## [WORK INSTRUCTION]
Return each line below holding the string "icon".

## [INPUT]
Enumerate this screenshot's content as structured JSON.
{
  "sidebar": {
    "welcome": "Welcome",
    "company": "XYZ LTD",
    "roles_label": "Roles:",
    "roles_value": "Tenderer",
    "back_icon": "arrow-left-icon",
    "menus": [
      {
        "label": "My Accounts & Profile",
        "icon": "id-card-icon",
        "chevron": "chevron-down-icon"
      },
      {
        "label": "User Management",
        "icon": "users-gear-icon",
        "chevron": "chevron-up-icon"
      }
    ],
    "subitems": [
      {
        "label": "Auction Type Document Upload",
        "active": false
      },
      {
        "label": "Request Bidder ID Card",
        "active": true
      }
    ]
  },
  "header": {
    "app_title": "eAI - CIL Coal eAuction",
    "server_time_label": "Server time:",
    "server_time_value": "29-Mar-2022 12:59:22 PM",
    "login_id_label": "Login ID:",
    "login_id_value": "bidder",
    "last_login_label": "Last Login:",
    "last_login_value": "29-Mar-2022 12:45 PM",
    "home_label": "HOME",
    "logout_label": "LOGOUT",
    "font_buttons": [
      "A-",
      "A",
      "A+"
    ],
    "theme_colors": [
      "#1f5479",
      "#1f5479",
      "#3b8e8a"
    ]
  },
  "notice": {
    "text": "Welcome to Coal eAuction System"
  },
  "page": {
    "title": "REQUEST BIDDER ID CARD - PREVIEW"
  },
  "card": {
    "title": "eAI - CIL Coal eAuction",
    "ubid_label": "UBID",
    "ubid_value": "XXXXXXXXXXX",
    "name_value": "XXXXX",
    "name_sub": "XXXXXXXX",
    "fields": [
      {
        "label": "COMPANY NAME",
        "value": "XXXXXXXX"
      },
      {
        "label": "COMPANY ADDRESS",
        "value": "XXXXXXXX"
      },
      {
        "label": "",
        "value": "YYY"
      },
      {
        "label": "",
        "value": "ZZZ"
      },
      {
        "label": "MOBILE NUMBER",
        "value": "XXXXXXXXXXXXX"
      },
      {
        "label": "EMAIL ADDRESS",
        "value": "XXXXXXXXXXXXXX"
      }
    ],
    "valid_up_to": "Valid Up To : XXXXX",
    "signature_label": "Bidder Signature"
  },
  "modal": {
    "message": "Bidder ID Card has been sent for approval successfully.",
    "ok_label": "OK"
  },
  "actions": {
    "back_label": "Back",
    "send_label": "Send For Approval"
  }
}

## [REPLY]
    "back_icon": "arrow-left-icon",
        "icon": "id-card-icon",
        "chevron": "chevron-down-icon"
        "icon": "users-gear-icon",
        "chevron": "chevron-up-icon"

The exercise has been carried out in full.